A point of view is derived from an accumulation of experiences. The way you look at a problem is going to be different than the way  someone else looks at a problem. Neither one of them is wrong. We all approach things based on the set of experiences we have placed in our mind. These experiences form our perceptions.

For example, a librarian experiences order every day. If a person is loud in the library, that disrupts the pattern, anger is usually triggered. The same trigger is caused by a patron putting a book in the wrong spot when finished reading, instead of placing it in the bin to be re-shelved by a professional. The librarian is annoyed, and their perception is that these things will happen on a regular basis.

Think about the person who has worked all their life in an environment where they don’t get to make a great deal of decisions or on the other hand, a person does get to be involved in most decisions that affect their work environment. These two people will have a different perception or point of view, of what is expected.We meet so many wonderful people every day in our offices with these varying perceptions based on their experiences. Everyone’s perspective is different and perspective drives perception.

Culture from home and work effects their perspective. If you work in an environment where you see the best in people and you can help create that spirit of success in a person, outlook is effected. If you work in an environment where you are tasked with seeing people at their worst, you will have a different perspective. It’s life’s experiences, that will have an impact in how you perceive the world.

We are fortunate we get to help folks navigate their futures. Folks see us in a receptive state of mind. They are meeting us for answers, for advice and for a path to a successful future.

I’ll leave you with a couple quotes which helped build my perceptions.  Our job, if we do it well, is to provide the facts, the rules, and the game plan to win. Did you notice in the last sentence, not a single word about pushing an agenda, nothing about selling a product, just providing the tools to make good decisions?

One of my heroes, and who I call the father of ethical selling, was the late Zig Ziglar. I’ll leave you with a couple quotes
which helped build my perceptions.

I first learned… “Stop selling. Start helping. You can get everything in life you want if you will just help enough other people
get what they want.”

Then... “Be helpful. When you see a person without a smile, give them yours.”

“When you do more than you’re paid for, eventually you’ll be paid for more than you do.”

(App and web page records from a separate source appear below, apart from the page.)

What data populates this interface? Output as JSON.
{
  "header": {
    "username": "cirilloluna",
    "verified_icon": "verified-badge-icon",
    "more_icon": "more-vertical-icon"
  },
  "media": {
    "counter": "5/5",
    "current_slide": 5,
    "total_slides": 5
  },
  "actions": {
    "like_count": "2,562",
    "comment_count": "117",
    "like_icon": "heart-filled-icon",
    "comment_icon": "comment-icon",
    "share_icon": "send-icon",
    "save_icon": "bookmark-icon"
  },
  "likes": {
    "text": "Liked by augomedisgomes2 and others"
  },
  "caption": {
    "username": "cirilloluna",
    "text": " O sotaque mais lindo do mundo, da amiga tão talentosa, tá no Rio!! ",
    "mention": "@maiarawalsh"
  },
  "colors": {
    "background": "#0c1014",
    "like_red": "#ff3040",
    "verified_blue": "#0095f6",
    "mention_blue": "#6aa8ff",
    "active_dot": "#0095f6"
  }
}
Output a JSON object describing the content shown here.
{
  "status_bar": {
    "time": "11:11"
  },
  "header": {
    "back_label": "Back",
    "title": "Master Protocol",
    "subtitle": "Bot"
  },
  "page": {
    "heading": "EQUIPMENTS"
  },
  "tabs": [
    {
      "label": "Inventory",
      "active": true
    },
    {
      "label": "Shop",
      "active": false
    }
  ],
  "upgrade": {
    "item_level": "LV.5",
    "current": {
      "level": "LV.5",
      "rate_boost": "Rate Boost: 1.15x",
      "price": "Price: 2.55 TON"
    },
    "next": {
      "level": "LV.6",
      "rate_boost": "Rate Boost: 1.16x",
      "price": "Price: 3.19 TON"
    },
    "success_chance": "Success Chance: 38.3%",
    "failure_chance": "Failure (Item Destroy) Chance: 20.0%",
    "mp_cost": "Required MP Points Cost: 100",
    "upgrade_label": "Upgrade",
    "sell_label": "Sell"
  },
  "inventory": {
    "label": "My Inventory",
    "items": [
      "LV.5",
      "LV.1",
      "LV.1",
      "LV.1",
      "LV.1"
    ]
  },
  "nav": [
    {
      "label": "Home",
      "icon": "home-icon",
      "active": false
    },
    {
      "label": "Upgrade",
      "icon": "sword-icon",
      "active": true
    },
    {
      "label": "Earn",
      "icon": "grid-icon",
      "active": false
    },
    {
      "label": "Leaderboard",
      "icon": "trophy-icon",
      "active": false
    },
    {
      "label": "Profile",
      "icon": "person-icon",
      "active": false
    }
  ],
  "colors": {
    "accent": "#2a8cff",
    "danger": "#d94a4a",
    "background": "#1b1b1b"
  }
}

And where I perceive myself to be now…

Moving from survival to stability, from stability to success, from success to significance.”

I’m so optimistic, I’d go after Moby Dick in a rowboat and take the tartar sauce with me”!